• [Task item] Output every entry exactly, from the first line to the last.

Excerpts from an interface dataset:
····················

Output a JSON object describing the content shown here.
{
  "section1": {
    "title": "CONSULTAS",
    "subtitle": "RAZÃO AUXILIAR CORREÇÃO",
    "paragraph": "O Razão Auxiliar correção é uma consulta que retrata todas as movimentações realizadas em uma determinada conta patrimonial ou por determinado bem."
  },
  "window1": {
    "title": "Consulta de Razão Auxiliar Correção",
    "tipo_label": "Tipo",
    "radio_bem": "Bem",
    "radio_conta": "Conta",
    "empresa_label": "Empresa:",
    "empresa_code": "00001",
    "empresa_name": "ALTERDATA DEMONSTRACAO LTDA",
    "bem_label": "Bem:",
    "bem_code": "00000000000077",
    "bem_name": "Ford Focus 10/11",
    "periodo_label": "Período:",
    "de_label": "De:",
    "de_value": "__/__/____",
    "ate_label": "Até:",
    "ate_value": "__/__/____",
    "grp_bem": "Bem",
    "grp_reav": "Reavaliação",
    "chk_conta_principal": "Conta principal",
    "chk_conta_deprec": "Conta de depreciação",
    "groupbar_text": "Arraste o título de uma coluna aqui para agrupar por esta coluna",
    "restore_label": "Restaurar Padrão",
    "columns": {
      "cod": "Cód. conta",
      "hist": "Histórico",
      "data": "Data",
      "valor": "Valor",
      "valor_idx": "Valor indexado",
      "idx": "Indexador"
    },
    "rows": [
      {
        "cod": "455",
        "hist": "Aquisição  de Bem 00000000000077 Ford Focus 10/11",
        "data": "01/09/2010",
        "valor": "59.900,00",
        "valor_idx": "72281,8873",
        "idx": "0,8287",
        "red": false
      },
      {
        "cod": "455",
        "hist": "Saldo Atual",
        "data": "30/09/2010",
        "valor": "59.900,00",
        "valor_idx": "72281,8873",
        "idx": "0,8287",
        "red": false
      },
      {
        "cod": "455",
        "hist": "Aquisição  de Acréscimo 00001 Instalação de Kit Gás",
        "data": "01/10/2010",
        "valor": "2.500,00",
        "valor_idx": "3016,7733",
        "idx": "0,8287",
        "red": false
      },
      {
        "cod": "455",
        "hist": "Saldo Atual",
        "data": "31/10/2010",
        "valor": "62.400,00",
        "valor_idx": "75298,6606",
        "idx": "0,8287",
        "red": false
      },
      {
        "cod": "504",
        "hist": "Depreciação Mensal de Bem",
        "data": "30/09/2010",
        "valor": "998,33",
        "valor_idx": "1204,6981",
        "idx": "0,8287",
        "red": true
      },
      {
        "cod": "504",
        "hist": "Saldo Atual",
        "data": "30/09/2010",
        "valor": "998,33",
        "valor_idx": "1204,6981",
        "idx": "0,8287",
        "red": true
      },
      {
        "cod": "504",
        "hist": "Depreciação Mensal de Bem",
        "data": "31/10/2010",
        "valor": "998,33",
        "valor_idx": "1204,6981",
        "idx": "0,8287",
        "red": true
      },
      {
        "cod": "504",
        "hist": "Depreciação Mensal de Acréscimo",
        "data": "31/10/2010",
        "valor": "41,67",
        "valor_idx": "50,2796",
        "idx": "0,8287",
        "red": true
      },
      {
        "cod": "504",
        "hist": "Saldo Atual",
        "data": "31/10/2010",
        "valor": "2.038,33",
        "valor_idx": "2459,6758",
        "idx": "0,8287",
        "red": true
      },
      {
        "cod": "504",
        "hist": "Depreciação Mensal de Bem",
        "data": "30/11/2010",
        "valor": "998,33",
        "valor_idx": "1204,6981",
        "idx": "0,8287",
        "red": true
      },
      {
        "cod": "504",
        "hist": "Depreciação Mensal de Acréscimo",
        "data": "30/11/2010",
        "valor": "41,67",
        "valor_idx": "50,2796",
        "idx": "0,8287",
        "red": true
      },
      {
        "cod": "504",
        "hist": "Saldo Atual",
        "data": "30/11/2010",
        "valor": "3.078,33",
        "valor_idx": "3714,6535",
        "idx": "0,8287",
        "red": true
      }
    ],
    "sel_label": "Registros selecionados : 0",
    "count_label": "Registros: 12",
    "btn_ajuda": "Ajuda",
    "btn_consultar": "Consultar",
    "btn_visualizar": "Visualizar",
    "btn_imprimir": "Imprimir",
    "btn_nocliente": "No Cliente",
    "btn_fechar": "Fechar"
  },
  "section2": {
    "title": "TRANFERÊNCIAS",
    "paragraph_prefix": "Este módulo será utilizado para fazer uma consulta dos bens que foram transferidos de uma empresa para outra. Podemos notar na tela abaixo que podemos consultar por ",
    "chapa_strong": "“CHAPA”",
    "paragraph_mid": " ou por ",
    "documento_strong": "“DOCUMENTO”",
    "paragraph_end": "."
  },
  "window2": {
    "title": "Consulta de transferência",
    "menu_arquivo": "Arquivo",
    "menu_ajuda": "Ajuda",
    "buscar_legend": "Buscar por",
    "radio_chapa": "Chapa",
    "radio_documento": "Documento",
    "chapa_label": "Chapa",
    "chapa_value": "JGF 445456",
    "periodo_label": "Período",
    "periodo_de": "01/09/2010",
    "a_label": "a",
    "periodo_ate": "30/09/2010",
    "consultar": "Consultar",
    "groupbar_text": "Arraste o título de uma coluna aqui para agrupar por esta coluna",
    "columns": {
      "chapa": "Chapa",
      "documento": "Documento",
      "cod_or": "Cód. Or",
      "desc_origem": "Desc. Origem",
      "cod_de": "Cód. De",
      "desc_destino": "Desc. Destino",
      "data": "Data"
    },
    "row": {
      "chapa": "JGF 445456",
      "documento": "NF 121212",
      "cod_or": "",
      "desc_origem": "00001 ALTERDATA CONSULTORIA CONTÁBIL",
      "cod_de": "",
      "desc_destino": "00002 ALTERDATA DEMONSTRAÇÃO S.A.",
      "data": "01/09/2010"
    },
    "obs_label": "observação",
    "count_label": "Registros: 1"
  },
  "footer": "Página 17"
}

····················

• [Result of the task]
Output a JSON object describing the content shown here.
{
  "section1": {
    "title": "CONSULTAS",
    "subtitle": "RAZÃO AUXILIAR CORREÇÃO",
    "paragraph": "O Razão Auxiliar correção é uma consulta que retrata todas as movimentações realizadas em uma determinada conta patrimonial ou por determinado bem."
  },
  "window1": {
    "title": "Consulta de Razão Auxiliar Correção",
    "tipo_label": "Tipo",
    "radio_bem": "Bem",
    "radio_conta": "Conta",
    "empresa_label": "Empresa:",
    "empresa_code": "00001",
    "empresa_name": "ALTERDATA DEMONSTRACAO LTDA",
    "bem_label": "Bem:",
    "bem_code": "00000000000077",
    "bem_name": "Ford Focus 10/11",
    "periodo_label": "Período:",
    "de_label": "De:",
    "de_value": "__/__/____",
    "ate_label": "Até:",
    "ate_value": "__/__/____",
    "grp_bem": "Bem",
    "grp_reav": "Reavaliação",
    "chk_conta_principal": "Conta principal",
    "chk_conta_deprec": "Conta de depreciação",
    "groupbar_text": "Arraste o título de uma coluna aqui para agrupar por esta coluna",
    "restore_label": "Restaurar Padrão",
    "columns": {
      "cod": "Cód. conta",
      "hist": "Histórico",
      "data": "Data",
      "valor": "Valor",
      "valor_idx": "Valor indexado",
      "idx": "Indexador"
    },
    "rows": [
      {
        "cod": "455",
        "hist": "Aquisição  de Bem 00000000000077 Ford Focus 10/11",
        "data": "01/09/2010",
        "valor": "59.900,00",
        "valor_idx": "72281,8873",
        "idx": "0,8287",
        "red": false
      },
      {
        "cod": "455",
        "hist": "Saldo Atual",
        "data": "30/09/2010",
        "valor": "59.900,00",
        "valor_idx": "72281,8873",
        "idx": "0,8287",
        "red": false
      },
      {
        "cod": "455",
        "hist": "Aquisição  de Acréscimo 00001 Instalação de Kit Gás",
        "data": "01/10/2010",
        "valor": "2.500,00",
        "valor_idx": "3016,7733",
        "idx": "0,8287",
        "red": false
      },
      {
        "cod": "455",
        "hist": "Saldo Atual",
        "data": "31/10/2010",
        "valor": "62.400,00",
        "valor_idx": "75298,6606",
        "idx": "0,8287",
        "red": false
      },
      {
        "cod": "504",
        "hist": "Depreciação Mensal de Bem",
        "data": "30/09/2010",
        "valor": "998,33",
        "valor_idx": "1204,6981",
        "idx": "0,8287",
        "red": true
      },
      {
        "cod": "504",
        "hist": "Saldo Atual",
        "data": "30/09/2010",
        "valor": "998,33",
        "valor_idx": "1204,6981",
        "idx": "0,8287",
        "red": true
      },
      {
        "cod": "504",
        "hist": "Depreciação Mensal de Bem",
        "data": "31/10/2010",
        "valor": "998,33",
        "valor_idx": "1204,6981",
        "idx": "0,8287",
        "red": true
      },
      {
        "cod": "504",
        "hist": "Depreciação Mensal de Acréscimo",
        "data": "31/10/2010",
        "valor": "41,67",
        "valor_idx": "50,2796",
        "idx": "0,8287",
        "red": true
      },
      {
        "cod": "504",
        "hist": "Saldo Atual",
        "data": "31/10/2010",
        "valor": "2.038,33",
        "valor_idx": "2459,6758",
        "idx": "0,8287",
        "red": true
      },
      {
        "cod": "504",
        "hist": "Depreciação Mensal de Bem",
        "data": "30/11/2010",
        "valor": "998,33",
        "valor_idx": "1204,6981",
        "idx": "0,8287",
        "red": true
      },
      {
        "cod": "504",
        "hist": "Depreciação Mensal de Acréscimo",
        "data": "30/11/2010",
        "valor": "41,67",
        "valor_idx": "50,2796",
        "idx": "0,8287",
        "red": true
      },
      {
        "cod": "504",
        "hist": "Saldo Atual",
        "data": "30/11/2010",
        "valor": "3.078,33",
        "valor_idx": "3714,6535",
        "idx": "0,8287",
        "red": true
      }
    ],
    "sel_label": "Registros selecionados : 0",
    "count_label": "Registros: 12",
    "btn_ajuda": "Ajuda",
    "btn_consultar": "Consultar",
    "btn_visualizar": "Visualizar",
    "btn_imprimir": "Imprimir",
    "btn_nocliente": "No Cliente",
    "btn_fechar": "Fechar"
  },
  "section2": {
    "title": "TRANFERÊNCIAS",
    "paragraph_prefix": "Este módulo será utilizado para fazer uma consulta dos bens que foram transferidos de uma empresa para outra. Podemos notar na tela abaixo que podemos consultar por ",
    "chapa_strong": "“CHAPA”",
    "paragraph_mid": " ou por ",
    "documento_strong": "“DOCUMENTO”",
    "paragraph_end": "."
  },
  "window2": {
    "title": "Consulta de transferência",
    "menu_arquivo": "Arquivo",
    "menu_ajuda": "Ajuda",
    "buscar_legend": "Buscar por",
    "radio_chapa": "Chapa",
    "radio_documento": "Documento",
    "chapa_label": "Chapa",
    "chapa_value": "JGF 445456",
    "periodo_label": "Período",
    "periodo_de": "01/09/2010",
    "a_label": "a",
    "periodo_ate": "30/09/2010",
    "consultar": "Consultar",
    "groupbar_text": "Arraste o título de uma coluna aqui para agrupar por esta coluna",
    "columns": {
      "chapa": "Chapa",
      "documento": "Documento",
      "cod_or": "Cód. Or",
      "desc_origem": "Desc. Origem",
      "cod_de": "Cód. De",
      "desc_destino": "Desc. Destino",
      "data": "Data"
    },
    "row": {
      "chapa": "JGF 445456",
      "documento": "NF 121212",
      "cod_or": "",
      "desc_origem": "00001 ALTERDATA CONSULTORIA CONTÁBIL",
      "cod_de": "",
      "desc_destino": "00002 ALTERDATA DEMONSTRAÇÃO S.A.",
      "data": "01/09/2010"
    },
    "obs_label": "observação",
    "count_label": "Registros: 1"
  },
  "footer": "Página 17"
}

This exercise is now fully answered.